Content starts
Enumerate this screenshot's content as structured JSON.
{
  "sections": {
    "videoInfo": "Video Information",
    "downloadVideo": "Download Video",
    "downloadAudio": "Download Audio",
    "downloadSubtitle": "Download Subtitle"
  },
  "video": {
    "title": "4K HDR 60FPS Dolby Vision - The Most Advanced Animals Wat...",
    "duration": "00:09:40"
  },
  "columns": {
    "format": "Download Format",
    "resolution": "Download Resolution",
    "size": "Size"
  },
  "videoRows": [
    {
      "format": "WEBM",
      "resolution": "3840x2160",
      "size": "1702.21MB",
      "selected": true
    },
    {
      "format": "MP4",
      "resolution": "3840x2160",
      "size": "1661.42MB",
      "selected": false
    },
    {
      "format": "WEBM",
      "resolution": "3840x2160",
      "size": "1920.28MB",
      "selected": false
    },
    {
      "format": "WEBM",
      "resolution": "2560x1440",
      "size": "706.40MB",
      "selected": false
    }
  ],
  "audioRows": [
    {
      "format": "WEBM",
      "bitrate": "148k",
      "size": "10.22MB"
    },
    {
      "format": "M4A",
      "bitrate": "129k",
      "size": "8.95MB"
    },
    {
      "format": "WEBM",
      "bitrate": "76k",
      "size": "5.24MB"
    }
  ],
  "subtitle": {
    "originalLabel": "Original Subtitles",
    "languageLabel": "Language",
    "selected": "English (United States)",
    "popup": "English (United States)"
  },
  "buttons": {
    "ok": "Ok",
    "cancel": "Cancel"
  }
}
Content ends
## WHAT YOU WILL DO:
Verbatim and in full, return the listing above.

## YOUR RESPONSE:
Enumerate this screenshot's content as structured JSON.
{
  "sections": {
    "videoInfo": "Video Information",
    "downloadVideo": "Download Video",
    "downloadAudio": "Download Audio",
    "downloadSubtitle": "Download Subtitle"
  },
  "video": {
    "title": "4K HDR 60FPS Dolby Vision - The Most Advanced Animals Wat...",
    "duration": "00:09:40"
  },
  "columns": {
    "format": "Download Format",
    "resolution": "Download Resolution",
    "size": "Size"
  },
  "videoRows": [
    {
      "format": "WEBM",
      "resolution": "3840x2160",
      "size": "1702.21MB",
      "selected": true
    },
    {
      "format": "MP4",
      "resolution": "3840x2160",
      "size": "1661.42MB",
      "selected": false
    },
    {
      "format": "WEBM",
      "resolution": "3840x2160",
      "size": "1920.28MB",
      "selected": false
    },
    {
      "format": "WEBM",
      "resolution": "2560x1440",
      "size": "706.40MB",
      "selected": false
    }
  ],
  "audioRows": [
    {
      "format": "WEBM",
      "bitrate": "148k",
      "size": "10.22MB"
    },
    {
      "format": "M4A",
      "bitrate": "129k",
      "size": "8.95MB"
    },
    {
      "format": "WEBM",
      "bitrate": "76k",
      "size": "5.24MB"
    }
  ],
  "subtitle": {
    "originalLabel": "Original Subtitles",
    "languageLabel": "Language",
    "selected": "English (United States)",
    "popup": "English (United States)"
  },
  "buttons": {
    "ok": "Ok",
    "cancel": "Cancel"
  }
}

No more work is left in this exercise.